Ergonomic keyboards are designed to help reduce repetitive stress injuries that can result from poor wrist posture during extended sessions in front of a computer. Since no authority sets standards for ergonomic claims, the term "ergonomic" can mean anything from a slight curve of the keys to a total reinvention of a standard QWERTY keyboard. Some manufacturers attach a wrist rest to a fairly conventional keyboard, while others split the keyboard in half or rearrange the keys. Aside from being oddly shaped, ergonomic keyboards tend to be large and expensive. Most have learning curves that vary person to person -- what's comfortable for one may be awkward for another. Instead of testing an ergonomic keyboard in a store, look for a retailer with a liberal return policy so you can thoroughly try out the keyboard at home.
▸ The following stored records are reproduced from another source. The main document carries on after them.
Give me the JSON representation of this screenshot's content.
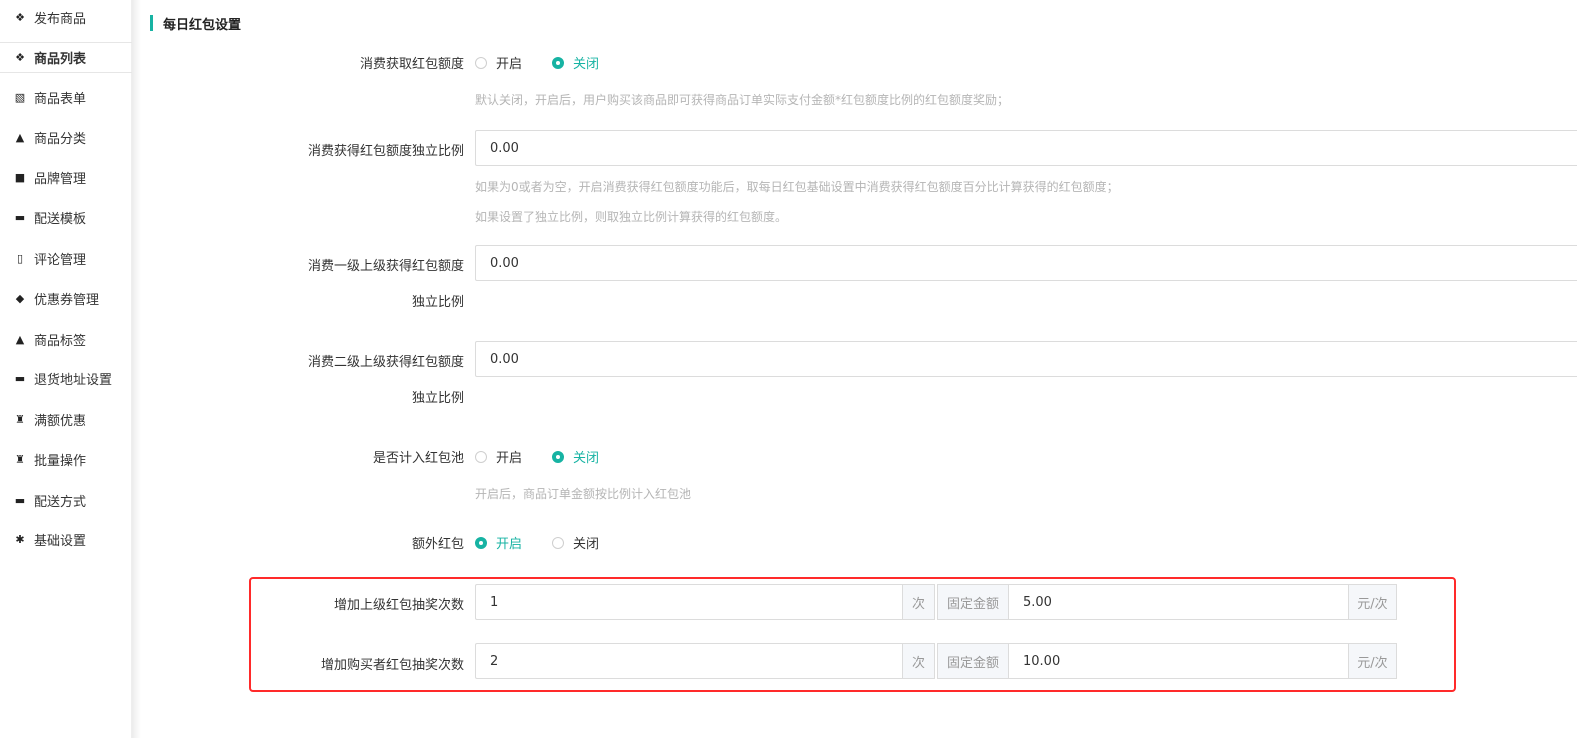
{
  "sidebar": {
    "items": [
      {
        "label": "发布商品",
        "icon": "cubes-icon"
      },
      {
        "label": "商品列表",
        "icon": "cubes-icon"
      },
      {
        "label": "商品表单",
        "icon": "excel-file-icon"
      },
      {
        "label": "商品分类",
        "icon": "sitemap-icon"
      },
      {
        "label": "品牌管理",
        "icon": "briefcase-icon"
      },
      {
        "label": "配送模板",
        "icon": "truck-icon"
      },
      {
        "label": "评论管理",
        "icon": "columns-icon"
      },
      {
        "label": "优惠券管理",
        "icon": "tags-icon"
      },
      {
        "label": "商品标签",
        "icon": "sitemap-icon"
      },
      {
        "label": "退货地址设置",
        "icon": "truck-icon"
      },
      {
        "label": "满额优惠",
        "icon": "gift-icon"
      },
      {
        "label": "批量操作",
        "icon": "gift-icon"
      },
      {
        "label": "配送方式",
        "icon": "truck-icon"
      },
      {
        "label": "基础设置",
        "icon": "gear-icon"
      }
    ]
  },
  "section": {
    "title": "每日红包设置",
    "accent": "#17b3a3"
  },
  "form": {
    "consume_quota": {
      "label": "消费获取红包额度",
      "options": [
        "开启",
        "关闭"
      ],
      "selected": "关闭",
      "hint": "默认关闭，开启后，用户购买该商品即可获得商品订单实际支付金额*红包额度比例的红包额度奖励；"
    },
    "independent_ratio": {
      "label": "消费获得红包额度独立比例",
      "value": "0.00",
      "hint1": "如果为0或者为空，开启消费获得红包额度功能后，取每日红包基础设置中消费获得红包额度百分比计算获得的红包额度；",
      "hint2": "如果设置了独立比例，则取独立比例计算获得的红包额度。"
    },
    "level1_ratio": {
      "label_line1": "消费一级上级获得红包额度",
      "label_line2": "独立比例",
      "value": "0.00"
    },
    "level2_ratio": {
      "label_line1": "消费二级上级获得红包额度",
      "label_line2": "独立比例",
      "value": "0.00"
    },
    "pool": {
      "label": "是否计入红包池",
      "options": [
        "开启",
        "关闭"
      ],
      "selected": "关闭",
      "hint": "开启后，商品订单金额按比例计入红包池"
    },
    "extra": {
      "label": "额外红包",
      "options": [
        "开启",
        "关闭"
      ],
      "selected": "开启"
    },
    "superior_draw": {
      "label": "增加上级红包抽奖次数",
      "count": "1",
      "count_unit": "次",
      "fixed_label": "固定金额",
      "amount": "5.00",
      "amount_unit": "元/次"
    },
    "buyer_draw": {
      "label": "增加购买者红包抽奖次数",
      "count": "2",
      "count_unit": "次",
      "fixed_label": "固定金额",
      "amount": "10.00",
      "amount_unit": "元/次"
    }
  },
  "colors": {
    "highlight": "#ff2a2a",
    "accent": "#17b3a3"
  }
}
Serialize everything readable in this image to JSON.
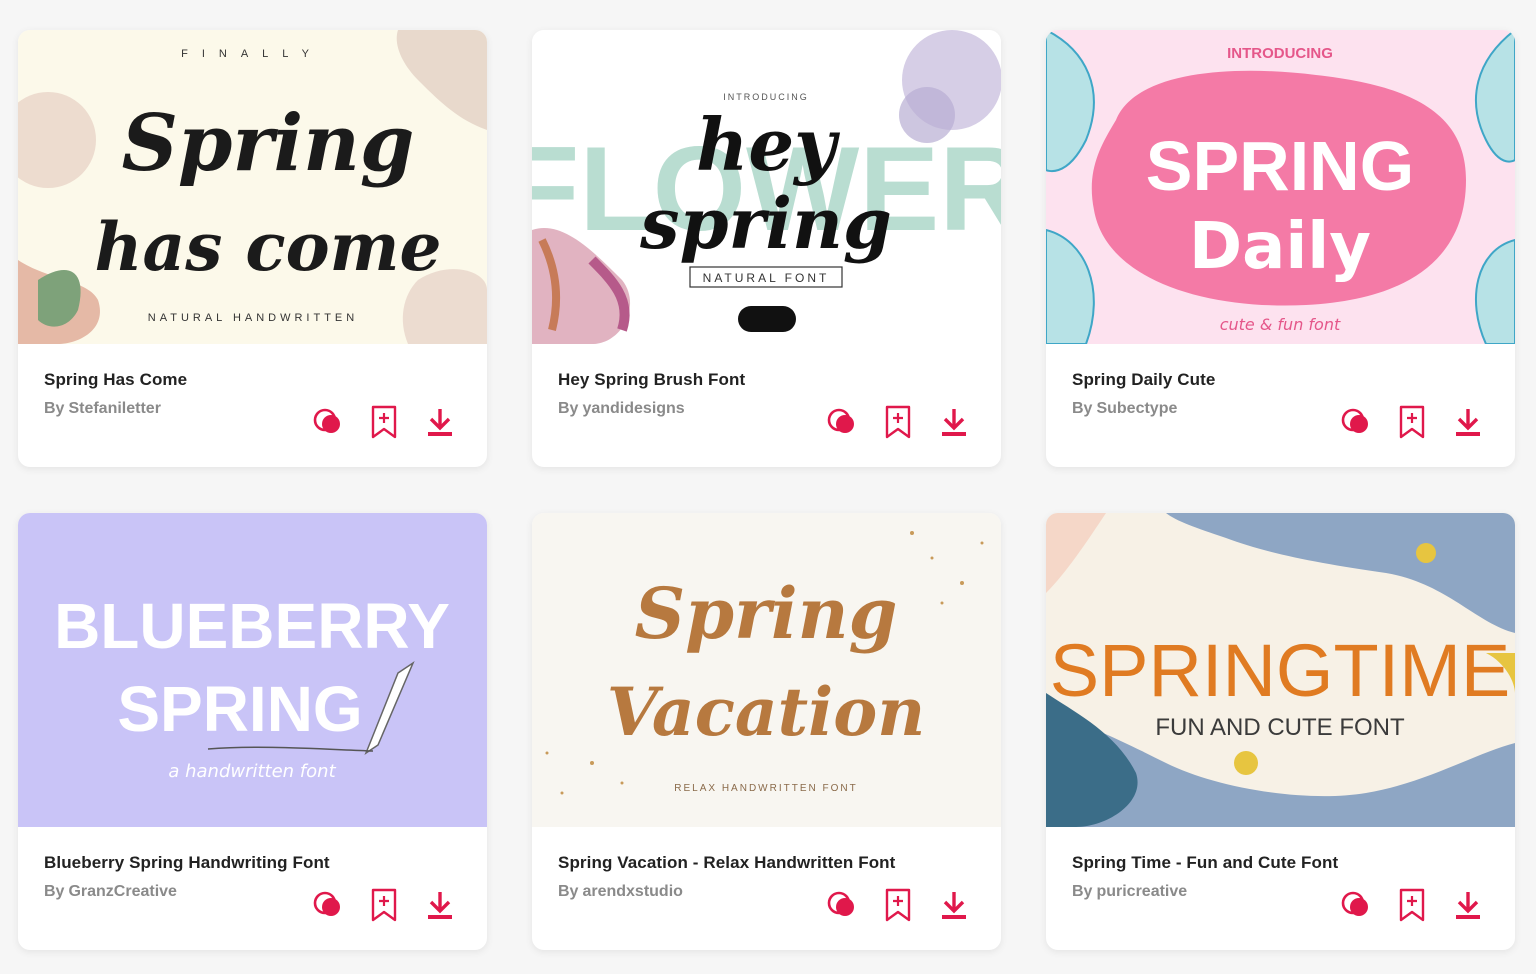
{
  "accent": "#e0184b",
  "cards": [
    {
      "title": "Spring Has Come",
      "by": "By",
      "author": "Stefaniletter",
      "art": {
        "top": "FINALLY",
        "line1": "Spring",
        "line2": "has come",
        "bottom": "NATURAL HANDWRITTEN",
        "bg": "#fcf9ea"
      }
    },
    {
      "title": "Hey Spring Brush Font",
      "by": "By",
      "author": "yandidesigns",
      "art": {
        "top": "INTRODUCING",
        "back": "FLOWER",
        "line1": "hey",
        "line2": "spring",
        "bottom": "NATURAL FONT",
        "bg": "#ffffff"
      }
    },
    {
      "title": "Spring Daily Cute",
      "by": "By",
      "author": "Subectype",
      "art": {
        "top": "INTRODUCING",
        "line1": "SPRING",
        "line2": "Daily",
        "bottom": "cute & fun font",
        "bg": "#fde2ef"
      }
    },
    {
      "title": "Blueberry Spring Handwriting Font",
      "by": "By",
      "author": "GranzCreative",
      "art": {
        "line1": "BLUEBERRY",
        "line2": "SPRING",
        "bottom": "a handwritten font",
        "bg": "#c9c4f7"
      }
    },
    {
      "title": "Spring Vacation - Relax Handwritten Font",
      "by": "By",
      "author": "arendxstudio",
      "art": {
        "line1": "Spring",
        "line2": "Vacation",
        "bottom": "RELAX HANDWRITTEN FONT",
        "bg": "#f8f6f1"
      }
    },
    {
      "title": "Spring Time - Fun and Cute Font",
      "by": "By",
      "author": "puricreative",
      "art": {
        "line1": "SPRINGTIME",
        "line2": "FUN AND CUTE FONT",
        "bg": "#f7f1e6"
      }
    }
  ],
  "icons": [
    "compare-icon",
    "bookmark-icon",
    "download-icon"
  ]
}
Most reviews of ergonomic keyboards come from sources with computer expertise rather than medical knowledge, but ergonomic pioneer Microsoft tends to be among the most favored brands. Its flagship Natural keyboard has undergone several iterations since debuting in the mid-1990s and its wired Natural Ergonomic Keyboard 4000 (*Est. $35) , introduced in 2005, still continues to receive highly favorable reviews. Because of its age, most of the thorough reviews of the keyboard are years old, but it remains a bargain on the ergonomic market (where keyboards can cost hundreds of dollars).
William Van Winkle of TomsGuide.com finds that the 4000 strikes a popular balance between usability and comfort and describes the soft wrist padding as "the most comfortable integrated wrist rest" he's ever used. At PCMag.com, Tony Dreier gives the 4000 5 stars out of 5 and says the angled keyboard places your hands in a more comfortable position. Michael Lasky of PCWorld.com observes that although it took him a day to get used to the layout, "the comfort and relief provided by this ergonomic keyboard justify the fairly high price."
The 4000 ergonomic keyboard also has customizable buttons that launch applications and access the web or email. A zoom lever in the middle of the keyboard minimizes the need to reach for your mouse. But at both Amazon.com and Newegg.com, where the 4000 enjoys hundreds of positive reviews among ergonomic keyboards, users note an ironic caveat: The fairly resistant space bar requires a great deal of muscle to press. Others complain that the USB-only 4000 doesn't support PS/2 adapters and that its large, clunky build chews up desk space.
The well-rated Kinesis Advantage Contoured Keyboard (*Est. $270) has an unorthodox design that requires a fair amount of patience to master. Reviewers at CNET praise its ergonomic benefits but say it takes days if not weeks to adjust to the unusual layout, which divides vertical keys into sunken bowls that sit just below the keyboard's wrist rest. Backspace and delete keys are located beneath the left thumb, while the space and enter keys are under the right.
According to Kinesis, separate thumb pads and concave key wells help keep your wrists straight and reduce the amount of reach otherwise needed for standard keyboard rows. Laura Moser of Slate.com raves about the Advantage Contoured, calling it "hands-down the most habit-changing keyboard on the market." Laura Blackwell of PCWorld.com attributes her increased comfort and typing speed to the Advantage Contoured, though it does have a sharp learning curve. To help users adjust to the unconventional key layout, Kinesis includes a booklet of beginner-level typing exercises, something CNET finds "indispensable."
The Advantage Contoured ergonomic keyboard gets 4.5 stars out of 5 from more than 40 enthusiastic Amazon.com owners, who noticed marked improvements in their typing speed and efficiency after two weeks of steady use. A few, however, are disappointed in the keyboard's lack of durability. Available in black or white, the Advantage Contoured is PC and Mac compatible and comes with a dual USB hub.